Mentions: Although 1H MRS has many potential clinical applications in the area of neurodegenerative diseases (eg, Parkinson’s [46], Alzheimer’s disease [38], and multiple sclerosis [47]), this technique has been rarely used in glaucoma studies. Chan et al. [48] recorded 1H MR spectra in a rat model of ocular hypertension induced by photocoagulation of episcleral and limbal veins with an argon laser. Six weeks after initiation of intraocular hypertension, they found decreased Cho/Cr ratio in the visual cortex suggestive of a dysfunction in the cholinergic system of the visual pathway (Figure 3). However, Boucard et al. [49] could not detect statistically significant differences of NAA, Cr and Cho resonance signals in patients with POAG compared to non-glaucomatous controls. Different results from the animal and human studies may reflect a difference between the acute animal models (where quick degeneration is observed) and prolonged degeneration in humans subjects.
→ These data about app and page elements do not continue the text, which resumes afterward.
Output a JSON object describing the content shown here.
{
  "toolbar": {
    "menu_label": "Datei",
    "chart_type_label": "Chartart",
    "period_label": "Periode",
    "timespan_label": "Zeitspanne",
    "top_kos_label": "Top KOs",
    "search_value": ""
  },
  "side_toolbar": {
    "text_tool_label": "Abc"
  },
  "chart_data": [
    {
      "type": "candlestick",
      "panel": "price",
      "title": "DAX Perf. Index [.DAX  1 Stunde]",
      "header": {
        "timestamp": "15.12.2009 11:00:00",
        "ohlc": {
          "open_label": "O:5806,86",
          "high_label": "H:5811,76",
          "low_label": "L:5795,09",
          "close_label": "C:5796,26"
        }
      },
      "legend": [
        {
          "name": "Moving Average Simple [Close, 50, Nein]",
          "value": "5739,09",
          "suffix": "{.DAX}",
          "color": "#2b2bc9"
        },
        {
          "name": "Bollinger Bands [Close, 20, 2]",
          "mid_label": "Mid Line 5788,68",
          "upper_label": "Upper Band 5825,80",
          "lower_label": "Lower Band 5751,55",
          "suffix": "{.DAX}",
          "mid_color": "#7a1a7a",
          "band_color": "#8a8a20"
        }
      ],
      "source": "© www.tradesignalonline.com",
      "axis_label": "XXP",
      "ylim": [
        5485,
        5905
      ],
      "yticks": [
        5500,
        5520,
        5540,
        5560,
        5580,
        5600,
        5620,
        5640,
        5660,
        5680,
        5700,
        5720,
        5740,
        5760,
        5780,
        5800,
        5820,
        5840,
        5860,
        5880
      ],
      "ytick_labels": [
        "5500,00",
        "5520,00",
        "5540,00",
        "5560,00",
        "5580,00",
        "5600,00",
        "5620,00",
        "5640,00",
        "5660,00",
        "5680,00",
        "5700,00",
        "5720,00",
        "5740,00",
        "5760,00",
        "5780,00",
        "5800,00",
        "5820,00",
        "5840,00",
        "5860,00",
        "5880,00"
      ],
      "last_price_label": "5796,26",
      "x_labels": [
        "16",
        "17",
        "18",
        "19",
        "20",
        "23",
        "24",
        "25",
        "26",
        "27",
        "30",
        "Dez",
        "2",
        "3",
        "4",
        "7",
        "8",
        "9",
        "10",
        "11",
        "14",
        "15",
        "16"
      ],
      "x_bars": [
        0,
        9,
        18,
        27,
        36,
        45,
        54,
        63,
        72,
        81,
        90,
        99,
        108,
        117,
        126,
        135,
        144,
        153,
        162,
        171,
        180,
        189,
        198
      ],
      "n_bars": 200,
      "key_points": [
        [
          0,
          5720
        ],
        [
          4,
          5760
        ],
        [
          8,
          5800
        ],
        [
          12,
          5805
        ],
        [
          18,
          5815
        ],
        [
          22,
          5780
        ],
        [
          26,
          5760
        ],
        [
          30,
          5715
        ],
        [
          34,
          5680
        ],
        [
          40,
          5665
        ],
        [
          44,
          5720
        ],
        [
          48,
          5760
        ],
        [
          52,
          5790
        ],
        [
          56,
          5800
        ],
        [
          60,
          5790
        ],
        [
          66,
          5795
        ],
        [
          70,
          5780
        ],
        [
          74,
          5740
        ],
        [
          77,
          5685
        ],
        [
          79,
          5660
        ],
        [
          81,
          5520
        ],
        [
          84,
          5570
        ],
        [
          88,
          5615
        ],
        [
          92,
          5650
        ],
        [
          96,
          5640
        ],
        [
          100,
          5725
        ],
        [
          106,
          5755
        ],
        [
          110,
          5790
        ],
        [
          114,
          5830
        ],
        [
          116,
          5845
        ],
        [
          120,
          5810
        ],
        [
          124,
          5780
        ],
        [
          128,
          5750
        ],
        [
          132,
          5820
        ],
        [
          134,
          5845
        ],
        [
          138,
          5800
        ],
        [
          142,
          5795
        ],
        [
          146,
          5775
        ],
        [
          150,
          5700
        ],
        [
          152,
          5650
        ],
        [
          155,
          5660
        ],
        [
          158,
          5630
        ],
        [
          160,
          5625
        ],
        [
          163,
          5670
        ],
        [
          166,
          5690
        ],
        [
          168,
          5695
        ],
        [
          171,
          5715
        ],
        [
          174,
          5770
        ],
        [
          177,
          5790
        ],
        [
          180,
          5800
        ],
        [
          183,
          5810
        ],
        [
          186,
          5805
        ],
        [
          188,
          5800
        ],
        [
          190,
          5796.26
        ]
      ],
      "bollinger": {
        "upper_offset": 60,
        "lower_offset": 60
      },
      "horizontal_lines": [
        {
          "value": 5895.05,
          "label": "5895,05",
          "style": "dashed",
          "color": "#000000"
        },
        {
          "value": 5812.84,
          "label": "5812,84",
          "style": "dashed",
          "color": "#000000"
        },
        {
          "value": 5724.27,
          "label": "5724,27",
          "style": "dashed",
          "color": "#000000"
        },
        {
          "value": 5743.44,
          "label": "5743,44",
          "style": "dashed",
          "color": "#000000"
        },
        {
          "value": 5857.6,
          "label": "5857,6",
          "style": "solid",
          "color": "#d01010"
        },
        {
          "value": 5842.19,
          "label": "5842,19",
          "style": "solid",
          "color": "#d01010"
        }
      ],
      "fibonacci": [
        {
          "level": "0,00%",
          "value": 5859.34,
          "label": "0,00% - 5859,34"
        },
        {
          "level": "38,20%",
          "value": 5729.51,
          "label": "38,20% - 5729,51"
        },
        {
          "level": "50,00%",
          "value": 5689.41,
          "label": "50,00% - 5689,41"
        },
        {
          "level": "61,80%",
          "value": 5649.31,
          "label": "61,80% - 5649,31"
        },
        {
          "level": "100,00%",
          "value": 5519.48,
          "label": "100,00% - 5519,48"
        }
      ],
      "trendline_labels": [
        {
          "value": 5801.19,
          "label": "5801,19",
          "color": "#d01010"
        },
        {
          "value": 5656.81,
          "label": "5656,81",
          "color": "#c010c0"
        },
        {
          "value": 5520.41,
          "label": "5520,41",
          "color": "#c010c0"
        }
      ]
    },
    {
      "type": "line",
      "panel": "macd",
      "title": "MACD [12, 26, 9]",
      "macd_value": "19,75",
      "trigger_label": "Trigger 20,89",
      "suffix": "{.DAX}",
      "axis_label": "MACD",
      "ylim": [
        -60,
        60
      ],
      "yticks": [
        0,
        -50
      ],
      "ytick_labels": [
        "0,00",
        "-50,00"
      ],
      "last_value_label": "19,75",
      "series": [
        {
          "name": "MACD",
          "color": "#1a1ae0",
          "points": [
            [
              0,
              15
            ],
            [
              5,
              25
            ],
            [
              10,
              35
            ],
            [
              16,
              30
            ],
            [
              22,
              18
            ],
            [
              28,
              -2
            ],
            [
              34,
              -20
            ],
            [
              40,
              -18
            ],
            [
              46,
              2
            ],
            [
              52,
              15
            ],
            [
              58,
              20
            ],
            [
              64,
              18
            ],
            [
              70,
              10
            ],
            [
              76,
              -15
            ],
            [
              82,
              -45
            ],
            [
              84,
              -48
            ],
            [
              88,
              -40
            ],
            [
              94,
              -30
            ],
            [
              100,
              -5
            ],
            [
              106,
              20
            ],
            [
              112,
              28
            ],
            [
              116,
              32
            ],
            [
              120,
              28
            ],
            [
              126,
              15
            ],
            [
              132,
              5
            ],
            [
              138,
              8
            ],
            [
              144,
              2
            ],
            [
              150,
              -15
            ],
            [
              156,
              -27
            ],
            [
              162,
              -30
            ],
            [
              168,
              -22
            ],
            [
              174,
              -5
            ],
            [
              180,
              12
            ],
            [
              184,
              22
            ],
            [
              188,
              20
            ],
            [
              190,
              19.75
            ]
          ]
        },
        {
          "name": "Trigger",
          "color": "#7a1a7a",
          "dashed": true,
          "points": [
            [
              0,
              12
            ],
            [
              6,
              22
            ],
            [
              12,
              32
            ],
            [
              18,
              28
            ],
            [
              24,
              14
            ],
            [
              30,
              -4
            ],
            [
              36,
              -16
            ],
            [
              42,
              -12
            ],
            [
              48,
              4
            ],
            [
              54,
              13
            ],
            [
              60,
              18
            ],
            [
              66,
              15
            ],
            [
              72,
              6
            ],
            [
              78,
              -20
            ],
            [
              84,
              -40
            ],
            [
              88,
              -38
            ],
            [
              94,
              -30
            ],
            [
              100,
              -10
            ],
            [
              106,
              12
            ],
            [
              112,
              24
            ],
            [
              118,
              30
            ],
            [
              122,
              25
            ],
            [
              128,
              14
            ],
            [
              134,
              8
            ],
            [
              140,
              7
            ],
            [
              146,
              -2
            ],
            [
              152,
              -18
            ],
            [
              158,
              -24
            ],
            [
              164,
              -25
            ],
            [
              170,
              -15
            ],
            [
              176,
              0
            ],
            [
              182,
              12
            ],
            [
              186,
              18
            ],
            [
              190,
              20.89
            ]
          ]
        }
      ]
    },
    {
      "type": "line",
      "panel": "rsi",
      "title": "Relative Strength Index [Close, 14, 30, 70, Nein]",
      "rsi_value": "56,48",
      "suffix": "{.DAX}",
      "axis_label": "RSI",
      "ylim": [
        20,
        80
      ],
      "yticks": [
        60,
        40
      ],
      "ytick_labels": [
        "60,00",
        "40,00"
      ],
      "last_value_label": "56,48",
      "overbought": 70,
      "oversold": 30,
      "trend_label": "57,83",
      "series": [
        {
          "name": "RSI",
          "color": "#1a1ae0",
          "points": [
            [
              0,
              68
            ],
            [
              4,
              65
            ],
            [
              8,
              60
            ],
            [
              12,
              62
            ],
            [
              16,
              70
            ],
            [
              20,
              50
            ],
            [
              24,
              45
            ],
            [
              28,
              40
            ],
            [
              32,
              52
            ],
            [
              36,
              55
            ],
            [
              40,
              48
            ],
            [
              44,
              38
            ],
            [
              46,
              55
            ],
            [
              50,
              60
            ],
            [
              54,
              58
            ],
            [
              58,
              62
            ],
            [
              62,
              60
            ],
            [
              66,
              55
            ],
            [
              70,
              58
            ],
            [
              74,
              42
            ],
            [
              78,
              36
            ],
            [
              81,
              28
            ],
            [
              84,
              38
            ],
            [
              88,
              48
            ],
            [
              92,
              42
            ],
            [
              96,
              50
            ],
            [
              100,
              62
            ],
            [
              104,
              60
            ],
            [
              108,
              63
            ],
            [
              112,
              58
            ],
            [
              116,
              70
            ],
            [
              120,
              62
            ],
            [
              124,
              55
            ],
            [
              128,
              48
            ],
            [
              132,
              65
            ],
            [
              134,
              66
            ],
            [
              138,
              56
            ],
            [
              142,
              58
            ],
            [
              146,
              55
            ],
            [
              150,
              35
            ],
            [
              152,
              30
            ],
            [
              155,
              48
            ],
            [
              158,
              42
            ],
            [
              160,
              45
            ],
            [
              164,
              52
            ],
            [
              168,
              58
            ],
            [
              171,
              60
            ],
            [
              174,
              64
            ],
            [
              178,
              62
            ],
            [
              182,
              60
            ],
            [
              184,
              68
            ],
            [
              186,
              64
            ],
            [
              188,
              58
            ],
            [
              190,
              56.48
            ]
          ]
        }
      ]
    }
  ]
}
Bottom Line: These studies demonstrated decreases in optic nerve diameter, localized white matter loss and decrease in visual cortex density.Functional MRI showed decreased response of the visual cortex after stimulation of the glaucomatous eye.Further applications of MR techniques in studies of glaucomatous brains are indicated.

View Article: PubMed Central - PubMed

Affiliation: Department of Experimental Pharmacology, Polish Academy of Science Medical Research Centre, Warsaw, Poland. mfied@cmdik.pan.pl

ABSTRACT
Glaucoma is the second leading cause of blindness. It affects retinal ganglion cells and the optic nerve. However, there is emerging evidence that glaucoma also affects other components of the visual pathway and visual cortex. There is a need to employ new methods of in vivo brain evaluation to characterize these changes. Magnetic resonance (MR) techniques are well suited for this purpose. We review data on the MR evaluation of the visual pathway and the use of MR techniques in the study of glaucoma, both in humans and in animal models. These studies demonstrated decreases in optic nerve diameter, localized white matter loss and decrease in visual cortex density. Studies on rats employing manganese-enhanced MRI showed that axonal transport in the optic nerve is affected. Diffusion tensor MRI revealed signs of degeneration of the optic pathway. Functional MRI showed decreased response of the visual cortex after stimulation of the glaucomatous eye. Magnetic resonance spectroscopy demonstrated changes in metabolite levels in the visual cortex in a rat model of glaucoma, although not in glaucoma patients. Further applications of MR techniques in studies of glaucomatous brains are indicated.

Show MeSH
Related in: MedlinePlus